Boatwright said peer pressure helps: No one, not even heavy industry, wants to be seen as a polluter. Only one business the project approached about a cleanup didn't want to participate, and in the end, regulations forced that business to clean up its mess anyway.
The Elizabeth River's fingerprints extend past the river, to partnerships with Norfolk's museums and cultural institutions. Thanks to its relationship with the Virginia Zoo in Norfolk, horticulturalist Marc Snyder has been restoring wetlands, planting rain gardens and replacing walkways with pervious pavement. Plants such as hibiscus and spartina seem to be as much of an attraction as the elephants and lions.
"Our partnership with the Elizabeth River is so important, for both of us," Snyder said. "You can come here to the zoo and learn directly about the environment, where the water goes."
The project has a long way to go before it can reach its goals. Yet, it has much to celebrate: 214 million pounds of pollution have been removed from the waterway, and more come out every day. With a trail around the river and new urban parks coming online, the river's name is no longer mud to the cities that ring it.
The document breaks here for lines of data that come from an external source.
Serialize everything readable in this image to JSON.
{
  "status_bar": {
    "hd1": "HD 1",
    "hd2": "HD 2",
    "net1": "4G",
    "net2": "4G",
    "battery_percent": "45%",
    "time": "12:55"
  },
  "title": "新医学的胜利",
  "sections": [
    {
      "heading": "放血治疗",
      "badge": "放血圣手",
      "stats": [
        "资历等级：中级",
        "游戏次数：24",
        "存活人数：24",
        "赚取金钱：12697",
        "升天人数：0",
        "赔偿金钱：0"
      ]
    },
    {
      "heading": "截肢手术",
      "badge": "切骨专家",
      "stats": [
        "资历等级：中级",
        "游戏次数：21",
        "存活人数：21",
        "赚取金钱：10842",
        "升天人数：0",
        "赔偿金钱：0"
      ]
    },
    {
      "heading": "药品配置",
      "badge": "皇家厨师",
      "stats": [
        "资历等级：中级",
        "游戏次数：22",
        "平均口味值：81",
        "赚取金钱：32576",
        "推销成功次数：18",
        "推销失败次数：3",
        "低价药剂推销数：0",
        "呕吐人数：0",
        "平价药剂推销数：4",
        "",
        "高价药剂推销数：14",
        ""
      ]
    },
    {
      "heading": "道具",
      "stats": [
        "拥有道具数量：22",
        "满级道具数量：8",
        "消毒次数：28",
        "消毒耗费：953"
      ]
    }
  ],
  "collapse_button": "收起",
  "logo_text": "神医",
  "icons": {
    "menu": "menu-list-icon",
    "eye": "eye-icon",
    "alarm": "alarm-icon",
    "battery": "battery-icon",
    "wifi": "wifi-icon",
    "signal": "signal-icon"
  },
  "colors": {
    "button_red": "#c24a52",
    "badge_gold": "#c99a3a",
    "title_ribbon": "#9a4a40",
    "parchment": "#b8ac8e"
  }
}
Other watershed cities, including Baltimore, are looking at the project's 16-year track record and wondering how to replicate its success. Recently, Reiger spoke to a conference organized by the Baltimore Waterfront Partnership, which also seeks to make that city's harbor swimmable and fishable by 2020.
Reiger's advice? Write a watershed plan, then follow it. Start at the bottom. Don't ignore the sediment, even if you can't see it, because if the smallest bottom-dwellers won't survive, then nothing will.
And, Jackson adds, don't point fingers, no matter how long the industries have neglected their responsibilities or how polluted the sites have become.
"Collaboration is what has worked for us," Jackson said. "In an urban area, there's just no putting the cow back in the barn."